- A giant exposition of all things horse
- A four-day calendar chock full of mini-clinics, seminars, and demonstrations run by some of the best horse people in the country.
- A zillion opportunities for you to empty your wallet several times over as you trod the endless aisles of exhibitors selling everything from wormers to warmers, buckets to boots. Heck, you can even buy a $125,000 horse trailer with luxury quarters for you
and your horse.
The Equine Affaire sets up shop in Springfield, Mass. in November. It’s also in Pomona, California in February, and in Columbus, Ohio in April. It draws hundreds of thousands of horse enthusiasts for its shows, clinics, breed displays, of course, vendors.
I like the Equine Affaire.
It’s nice to mix with fellow horse fanatics every once in a while. You know how trying it can be to talk horse with non-horse folk? Even the most sympathetic of them will eventually give you one of two reactions: the eyes glaze over in disinterest OR the head turns sideways, like a confused dog. In other words, it’s: “Who cares!” or “Huh?”
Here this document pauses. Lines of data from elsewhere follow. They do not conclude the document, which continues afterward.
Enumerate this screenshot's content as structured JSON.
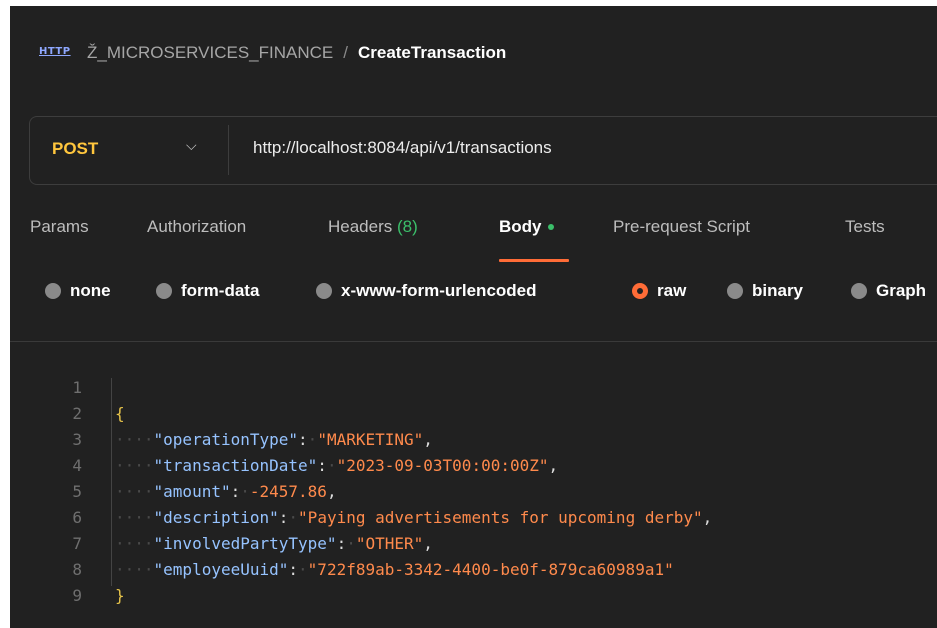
{
  "header": {
    "http_icon_label": "HTTP",
    "collection": "Ž_MICROSERVICES_FINANCE",
    "separator": "/",
    "request_name": "CreateTransaction"
  },
  "request": {
    "method": "POST",
    "url": "http://localhost:8084/api/v1/transactions"
  },
  "tabs": [
    {
      "label": "Params"
    },
    {
      "label": "Authorization"
    },
    {
      "label": "Headers",
      "count": "(8)"
    },
    {
      "label": "Body"
    },
    {
      "label": "Pre-request Script"
    },
    {
      "label": "Tests"
    }
  ],
  "body_types": [
    {
      "label": "none"
    },
    {
      "label": "form-data"
    },
    {
      "label": "x-www-form-urlencoded"
    },
    {
      "label": "raw"
    },
    {
      "label": "binary"
    },
    {
      "label": "Graph"
    }
  ],
  "editor": {
    "line_numbers": [
      "1",
      "2",
      "3",
      "4",
      "5",
      "6",
      "7",
      "8",
      "9"
    ],
    "open_brace": "{",
    "close_brace": "}",
    "fields": [
      {
        "key": "\"operationType\"",
        "value": "\"MARKETING\"",
        "value_type": "string"
      },
      {
        "key": "\"transactionDate\"",
        "value": "\"2023-09-03T00:00:00Z\"",
        "value_type": "string"
      },
      {
        "key": "\"amount\"",
        "value": "-2457.86",
        "value_type": "number"
      },
      {
        "key": "\"description\"",
        "value": "\"Paying advertisements for upcoming derby\"",
        "value_type": "string"
      },
      {
        "key": "\"involvedPartyType\"",
        "value": "\"OTHER\"",
        "value_type": "string"
      },
      {
        "key": "\"employeeUuid\"",
        "value": "\"722f89ab-3342-4400-be0f-879ca60989a1\"",
        "value_type": "string"
      }
    ]
  },
  "colors": {
    "background": "#212121",
    "accent": "#ff6c37",
    "method": "#ffc63d",
    "count_green": "#3bbf6a",
    "json_key": "#96c3ff",
    "json_value": "#ff8a4c"
  }
}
They can’t help it. The same thing happens to me when boaters start yapping about mahogany transoms and mooring spots. Huh? Who cares!
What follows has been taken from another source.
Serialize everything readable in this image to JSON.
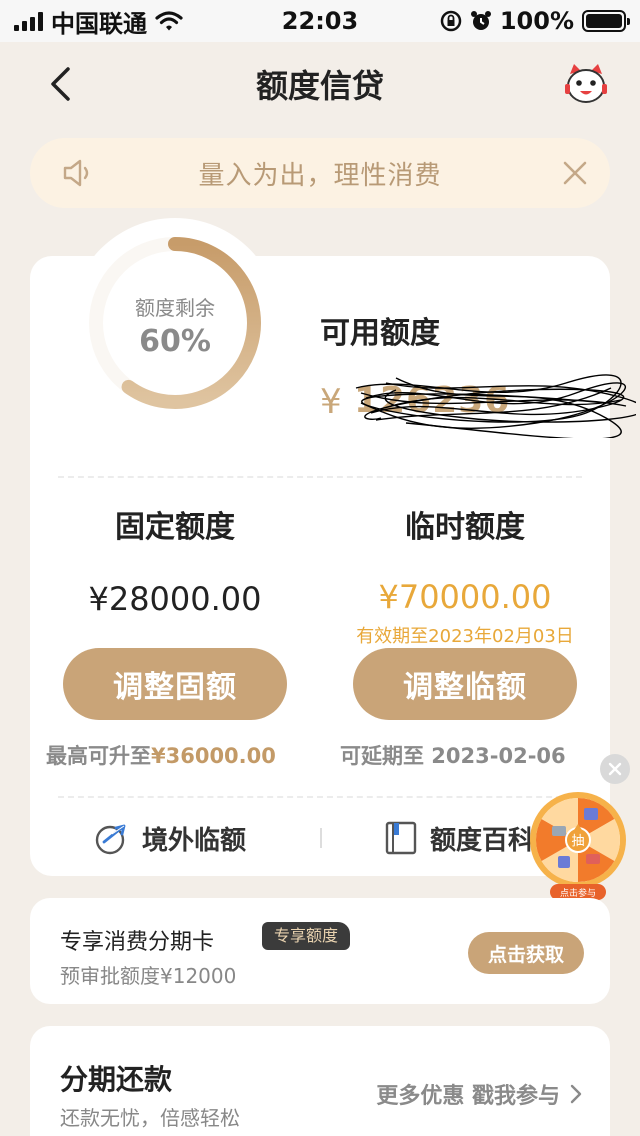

But at the Equine Affaire, you’re among friends. Or at least fellow fanatics.
You can get into debates over electric fencing, step-up versus ramp trailers, fine points of grooming, quarterhorse confirmation, water crossing strategies, and the like. You will find people jumping into the dialogue instead of looking for the exit.
This kind of connection can be real welcoming, especially if you’re not coming from a commercial barn and do most of your horse work on your own.
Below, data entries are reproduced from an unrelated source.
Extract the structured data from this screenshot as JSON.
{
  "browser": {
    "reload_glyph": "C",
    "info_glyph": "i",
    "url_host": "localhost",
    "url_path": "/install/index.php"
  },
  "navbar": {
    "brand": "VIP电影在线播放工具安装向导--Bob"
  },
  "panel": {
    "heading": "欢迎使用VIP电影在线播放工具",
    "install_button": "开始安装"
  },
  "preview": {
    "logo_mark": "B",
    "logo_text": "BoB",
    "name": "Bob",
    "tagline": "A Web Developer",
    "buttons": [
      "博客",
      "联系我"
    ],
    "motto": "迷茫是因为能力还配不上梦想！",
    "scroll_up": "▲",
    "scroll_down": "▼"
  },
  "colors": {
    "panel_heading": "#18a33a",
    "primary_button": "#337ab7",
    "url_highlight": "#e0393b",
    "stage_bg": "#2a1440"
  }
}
Last year I got into lengthy conversations about trailer-phobic horses, Premarin foals, senior feed, and saddle fitting. With strangers, mind you. And only some of them were trying to sell me something.
I like seeing the huge diversity within the horse community, too. There are the usual Western and English distinctions and the socio-economic ones. Some folks seem to come straight from morning chores. Others clearly have no morning chores. Or evening chores, either.
Some folks still have caked manure on their decade-old lacers. Others have horseshoes embellished on their fancy leather bags, but from the looks of it, that’s as close as they get to any horse’s hoof.
The cars tell a lot, too. There are beat-up pickups with leftover hay in the payload alongside Jaguars with hunt club affiliations on their rear bumpers. Vanity tags express it all: CWBY UP, HORSLVR, NEIGH, WHOA, COWGIRL, HNTJMPER.
There seems to be an equal share of veritable horse folks, veritable posers, and plenty who don’t wear their distinctions on their sleeves. Regardless of where you might fall, there will be plenty to learn, absorb, collect, and appreciate as you peruse the event.
Last year, I chatted with a man who brought his entire class from an alternative public high school. They worked at a farm and learned to ride in exchange for doing barn chores. These were inner-city kids from Springfield. What a great field trip!
Some demonstrators, like Monty Roberts, draw big crowds. Others have scant crowds but many of us will stroll through the venues, catching a few minutes of expertise before moving on.
Most attendees are women but men aren’t just dragged there by wives and daughters. Last year, the World Championship Blacksmithing Competition, held outside under a big, yellow tent drew a huge, manly contingent. During that afternoon, farriers competed to craft shoes from iron rods in just a few minutes.
For the final contest, scores of fans crowded around the two competitors as they worked their magic. Heavy metal music blared. Heat poured out of their forges. Fans and fellow participants counted down the clock and shouted encouragement. It felt like fight night!
So here are my recommendations for a good time at this event: